New Issue of the Standard Helps State Boards Weigh State Assessment Systems
Bowing to the realities of the pandemic, states halted annual summative testing this spring, with a federal blessing. Yet with the U.S. Department of Education signaling that they will not waive the required tests for the current school year, there is no better time for state policy leaders to reexamine their assessment systems to address long-standing challenges, say authors in the new issue of NASBE’s State Education Standard.
Some of the issue’s authors advocate for revising or rebalancing assessments; others argue that state boards of education should remain steadfast in their approaches to assessment. Taken together, the articles provide context for important discussions state education leaders will be having in the coming months.
FutureEd’s Lynn Olson frames the issue with a succinct scan of 50 years of federal policy around assessment and accountability, the attendant backlash, and the fracturing of the testing marketplace. She projects that learning loss from school closures will shape state decisions on assessment.
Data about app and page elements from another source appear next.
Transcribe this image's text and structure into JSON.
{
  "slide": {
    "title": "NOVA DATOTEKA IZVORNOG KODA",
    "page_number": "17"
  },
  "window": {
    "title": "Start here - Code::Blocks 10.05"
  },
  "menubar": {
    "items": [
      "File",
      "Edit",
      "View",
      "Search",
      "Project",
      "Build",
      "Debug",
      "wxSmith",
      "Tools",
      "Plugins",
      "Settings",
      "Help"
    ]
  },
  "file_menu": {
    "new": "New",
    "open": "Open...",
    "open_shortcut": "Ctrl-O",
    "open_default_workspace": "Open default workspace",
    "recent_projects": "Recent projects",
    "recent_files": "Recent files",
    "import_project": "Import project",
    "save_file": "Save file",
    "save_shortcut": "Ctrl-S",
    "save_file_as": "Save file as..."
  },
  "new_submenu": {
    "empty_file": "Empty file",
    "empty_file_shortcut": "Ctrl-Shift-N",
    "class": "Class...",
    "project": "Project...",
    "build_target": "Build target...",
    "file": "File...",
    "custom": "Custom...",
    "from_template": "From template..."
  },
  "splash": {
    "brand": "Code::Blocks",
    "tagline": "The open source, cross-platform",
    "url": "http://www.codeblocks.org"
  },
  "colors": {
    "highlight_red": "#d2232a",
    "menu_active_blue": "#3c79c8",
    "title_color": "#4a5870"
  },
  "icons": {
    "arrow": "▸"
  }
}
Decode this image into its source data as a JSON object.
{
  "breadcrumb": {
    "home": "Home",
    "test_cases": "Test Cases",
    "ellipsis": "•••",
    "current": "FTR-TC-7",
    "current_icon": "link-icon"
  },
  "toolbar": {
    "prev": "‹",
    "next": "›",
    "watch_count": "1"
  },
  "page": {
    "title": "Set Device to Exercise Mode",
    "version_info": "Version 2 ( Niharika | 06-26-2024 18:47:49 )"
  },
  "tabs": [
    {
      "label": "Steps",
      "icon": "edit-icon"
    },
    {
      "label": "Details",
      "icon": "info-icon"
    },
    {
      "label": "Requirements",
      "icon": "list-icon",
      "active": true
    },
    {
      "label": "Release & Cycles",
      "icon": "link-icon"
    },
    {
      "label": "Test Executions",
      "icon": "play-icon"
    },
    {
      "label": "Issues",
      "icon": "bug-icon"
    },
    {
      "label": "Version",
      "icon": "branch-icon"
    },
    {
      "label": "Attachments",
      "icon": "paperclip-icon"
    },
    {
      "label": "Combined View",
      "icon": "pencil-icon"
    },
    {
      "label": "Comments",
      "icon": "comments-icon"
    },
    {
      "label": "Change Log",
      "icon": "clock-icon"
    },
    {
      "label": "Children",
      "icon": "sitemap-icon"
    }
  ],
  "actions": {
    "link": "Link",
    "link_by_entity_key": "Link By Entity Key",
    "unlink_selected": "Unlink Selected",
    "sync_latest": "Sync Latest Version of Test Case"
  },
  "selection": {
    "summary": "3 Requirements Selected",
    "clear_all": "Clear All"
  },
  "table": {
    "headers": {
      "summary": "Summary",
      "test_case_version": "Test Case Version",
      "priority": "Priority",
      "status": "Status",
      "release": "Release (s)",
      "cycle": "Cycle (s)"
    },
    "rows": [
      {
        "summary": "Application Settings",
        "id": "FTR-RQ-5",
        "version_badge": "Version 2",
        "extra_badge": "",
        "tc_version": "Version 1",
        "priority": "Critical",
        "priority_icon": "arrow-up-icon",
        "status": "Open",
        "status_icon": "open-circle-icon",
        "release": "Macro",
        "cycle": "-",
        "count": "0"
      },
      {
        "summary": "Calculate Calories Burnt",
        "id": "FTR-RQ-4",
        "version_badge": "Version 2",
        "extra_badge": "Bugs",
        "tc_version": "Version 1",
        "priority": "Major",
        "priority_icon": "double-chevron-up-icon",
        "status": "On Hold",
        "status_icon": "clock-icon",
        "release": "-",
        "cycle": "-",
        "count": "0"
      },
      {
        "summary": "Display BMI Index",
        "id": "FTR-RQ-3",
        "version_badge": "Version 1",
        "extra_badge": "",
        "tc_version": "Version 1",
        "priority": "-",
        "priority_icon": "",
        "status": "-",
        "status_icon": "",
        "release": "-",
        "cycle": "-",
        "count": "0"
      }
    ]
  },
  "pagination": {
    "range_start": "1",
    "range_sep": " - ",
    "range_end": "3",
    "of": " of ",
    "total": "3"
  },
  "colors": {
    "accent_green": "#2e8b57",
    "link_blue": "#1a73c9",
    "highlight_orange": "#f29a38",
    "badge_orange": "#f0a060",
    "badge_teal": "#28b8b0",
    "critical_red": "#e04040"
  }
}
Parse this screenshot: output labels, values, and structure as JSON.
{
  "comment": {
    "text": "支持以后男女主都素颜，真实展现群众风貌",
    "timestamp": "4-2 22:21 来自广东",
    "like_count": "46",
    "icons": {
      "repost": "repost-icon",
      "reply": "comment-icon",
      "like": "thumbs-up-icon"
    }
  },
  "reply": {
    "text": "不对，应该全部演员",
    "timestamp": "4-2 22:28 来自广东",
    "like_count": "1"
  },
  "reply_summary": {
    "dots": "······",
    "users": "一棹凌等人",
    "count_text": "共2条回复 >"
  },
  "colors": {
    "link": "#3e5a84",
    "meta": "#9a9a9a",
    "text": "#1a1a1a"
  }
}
Chester E. Finn Jr. and Eric Hanushek combine research expertise and state board experience to make the case for state leaders to hold onto current assessment regimes for the 2020-21 school year. Doing otherwise means “flying blind, uncertain whether schools are following a flight plan and getting close to the intended destination,” they write.
Chris Domaleski from the National Center for the Improvement of Educational Assessment urges states to rebalance their systems, with attention to coherence, reciprocal support, differentiated accountability, and assessment utility. Abby Javurek and fellow NWEA colleague Jason Mendenhall urge state boards to rethink assessment and map out a system that recognizes students’ varied paces for learning, addresses learning loss due to the pandemic, and allows teachers to modify instruction during the school year in response to interim assessments.
Ellen Forte from edCount explains what can be learned from alternative assessments for students with disabilities and English learners that can create a better assessment system for all. “Instead of debating how many tests are appropriate,” she writes, “state leaders might instead ask why there are not more tests that involve teacher-student interactions, administered at times and in ways that directly support students’ learning.”
Marianne Perie of Measurement in Practice details the history and practice of performance assessments, with questions state boards should ask before adopting them statewide.
Lastly, NASBE’s Joseph Hedger offers a glimpse of five states’ assessment pilots, part of the federal Innovative Assessment Demonstration Authority program, while colleague Abigail Potts provides state boards with questions to frame conversations on assessment approval and intersections with state accountability.
Read and share the “next-generation assessment” issue of The State Education Standard.
NASBE serves as the only membership organization for state boards of education. A nonpartisan, nonprofit organization, NASBE elevates state board members’ voices in national and state policymaking, facilitates the exchange of informed ideas, and supports members in advancing equity and excellence in public education for students of all races, genders, and circumstances.